The gulf in performance between the two groups highlights how investors are betting on a transition away from fossil fuels, while oil majors such as BP and Royal Dutch Shell grapple with a brutal downturn in crude prices and how to execute their own shift towards greener forms of energy.
The 16 oil and gas groups on Europe’s blue-chip Stoxx 600 index have taken a €364bn, or 53 per cent, tumble in market value, according to a Financial Times analysis of Bloomberg data based on Wednesday’s closing prices.
BP, Shell, Repsol and Eni have lost around 60 per cent each this year in local currency terms, with peer Total also having sustained severe losses of around 50 per cent. The sector was hit with a wave of selling on Wednesday after the price of Brent crude fell 5 per cent to $39 a barrel.
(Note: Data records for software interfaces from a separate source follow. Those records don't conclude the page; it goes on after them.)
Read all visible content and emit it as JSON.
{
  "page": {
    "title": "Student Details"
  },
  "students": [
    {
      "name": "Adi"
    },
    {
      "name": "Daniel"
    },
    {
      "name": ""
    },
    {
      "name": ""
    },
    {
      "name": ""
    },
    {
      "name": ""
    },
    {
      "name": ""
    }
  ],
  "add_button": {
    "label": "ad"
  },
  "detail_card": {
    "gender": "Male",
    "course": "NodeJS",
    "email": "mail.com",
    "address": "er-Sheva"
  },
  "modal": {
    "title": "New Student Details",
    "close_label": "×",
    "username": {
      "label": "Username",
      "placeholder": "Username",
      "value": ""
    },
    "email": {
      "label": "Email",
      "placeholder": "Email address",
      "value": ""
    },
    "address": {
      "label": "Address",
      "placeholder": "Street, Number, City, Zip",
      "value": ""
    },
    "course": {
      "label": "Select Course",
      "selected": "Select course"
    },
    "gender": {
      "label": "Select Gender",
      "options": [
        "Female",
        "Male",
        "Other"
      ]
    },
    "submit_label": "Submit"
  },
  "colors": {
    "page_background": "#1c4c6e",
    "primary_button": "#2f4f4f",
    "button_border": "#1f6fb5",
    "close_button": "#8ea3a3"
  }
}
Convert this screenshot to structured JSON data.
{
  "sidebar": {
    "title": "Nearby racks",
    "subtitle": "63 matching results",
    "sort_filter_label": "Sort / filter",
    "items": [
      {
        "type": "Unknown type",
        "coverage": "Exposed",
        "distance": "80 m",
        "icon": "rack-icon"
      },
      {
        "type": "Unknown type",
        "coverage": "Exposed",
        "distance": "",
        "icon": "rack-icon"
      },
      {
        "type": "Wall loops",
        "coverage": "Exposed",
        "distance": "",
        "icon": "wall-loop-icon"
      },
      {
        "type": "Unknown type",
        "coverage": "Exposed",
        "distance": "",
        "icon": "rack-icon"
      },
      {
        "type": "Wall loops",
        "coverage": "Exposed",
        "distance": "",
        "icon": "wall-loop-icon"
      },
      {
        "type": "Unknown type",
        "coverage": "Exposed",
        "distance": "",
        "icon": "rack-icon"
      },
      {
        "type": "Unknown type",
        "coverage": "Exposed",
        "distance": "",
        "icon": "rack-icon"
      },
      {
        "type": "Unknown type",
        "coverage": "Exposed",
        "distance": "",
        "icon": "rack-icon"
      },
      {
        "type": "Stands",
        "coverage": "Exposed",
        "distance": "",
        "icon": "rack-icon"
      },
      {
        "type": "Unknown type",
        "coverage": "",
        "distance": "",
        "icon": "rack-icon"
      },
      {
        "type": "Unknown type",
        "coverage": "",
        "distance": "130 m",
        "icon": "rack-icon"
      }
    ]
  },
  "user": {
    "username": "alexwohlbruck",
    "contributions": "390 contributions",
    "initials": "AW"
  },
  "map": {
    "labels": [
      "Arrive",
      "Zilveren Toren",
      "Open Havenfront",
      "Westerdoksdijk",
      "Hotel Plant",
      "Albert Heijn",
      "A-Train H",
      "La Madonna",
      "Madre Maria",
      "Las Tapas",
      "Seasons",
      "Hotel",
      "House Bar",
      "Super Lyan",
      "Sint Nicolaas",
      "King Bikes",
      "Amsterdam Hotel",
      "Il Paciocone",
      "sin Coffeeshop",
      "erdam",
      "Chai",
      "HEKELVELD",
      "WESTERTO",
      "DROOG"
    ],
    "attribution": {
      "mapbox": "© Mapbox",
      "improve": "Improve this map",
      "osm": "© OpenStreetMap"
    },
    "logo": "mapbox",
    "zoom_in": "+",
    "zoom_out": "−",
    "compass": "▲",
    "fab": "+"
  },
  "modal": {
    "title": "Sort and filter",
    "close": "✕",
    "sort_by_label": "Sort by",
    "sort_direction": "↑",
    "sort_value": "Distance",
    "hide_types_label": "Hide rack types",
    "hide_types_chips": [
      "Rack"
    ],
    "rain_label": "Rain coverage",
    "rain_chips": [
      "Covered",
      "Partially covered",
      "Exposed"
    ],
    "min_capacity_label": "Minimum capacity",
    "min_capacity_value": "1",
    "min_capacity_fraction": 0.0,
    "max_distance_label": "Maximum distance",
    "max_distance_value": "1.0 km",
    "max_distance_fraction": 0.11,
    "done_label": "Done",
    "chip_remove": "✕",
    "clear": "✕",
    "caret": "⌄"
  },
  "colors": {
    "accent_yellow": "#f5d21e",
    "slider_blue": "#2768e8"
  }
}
“In a world where oil was the only game in town, there was a sense that things will always come back. But it isn’t the only game in town now,” said Charles Donovan, a professor at the Centre for Climate Finance and Investment at Imperial College Business School.
Covid-19 has hit oil demand as governments imposed travel bans and restrictions to curb the spread of the virus. Brent crude, the international oil benchmark, fell from $70 a barrel in January to below $20 in April. Although it has recovered to around $40, it has left a big hole in budgets across the industry.
New pledges to tackle climate change have failed to help European oil majors which have all come under increasing investor pressure to clean up their businesses.
While companies have promised to increase investment into lower carbon energy, they are still expected to derive the bulk of their cash from hydrocarbons for years to come.
BP and Shell in recent months have seen their share prices fall to multi-decade lows and Mr Donovan said European oil majors will not be rewarded until they can prove a meaningful shift is under way.
“All the share prices across the sector are down,” BP’s chief financial officer Murray Auchincloss said this week after the group reported its quarterly earnings, adding that progress towards cleaner energy cannot be measured “day-by-day on the stock market”.
In contrast, cleaner energy players and industrial companies making renewable technologies and equipment are having a banner year. Dutch energy storage company Alfen has jumped more than 230 per cent, leaving it at the top of the Stoxx 600 leaderboard. UK-based ITM Power, which manufactures hydrogen energy equipment, has risen by 220 per cent while Ceres Power Holdings, a developer of fuel-cell technology, is up 148 per cent.
The sector has been lifted by a push for cleaner fuels from world politicians from Europe to China, which is targeting net zero emissions by 2060.
“After over one hundred years of false starts, government policy is now firmly supportive of hydrogen as an enabler of CO2 reduction targets,” said analysts at Citi in a recent report. They said the EU’s new climate targets together with new goals from countries ranging from Japan to Australia “all point to a global watershed moment”.
Shares in Spanish renewables player Solaria Energia y Medio Ambiente have leapt 131 per cent in 2020 and Norwegian hydrogen company Nel is up 91 per cent.
Denmark’s Vestas Wind Systems has jumped 51 per cent while domestic peer Orsted, the world’s largest developer of offshore wind farms, has risen 37 per cent.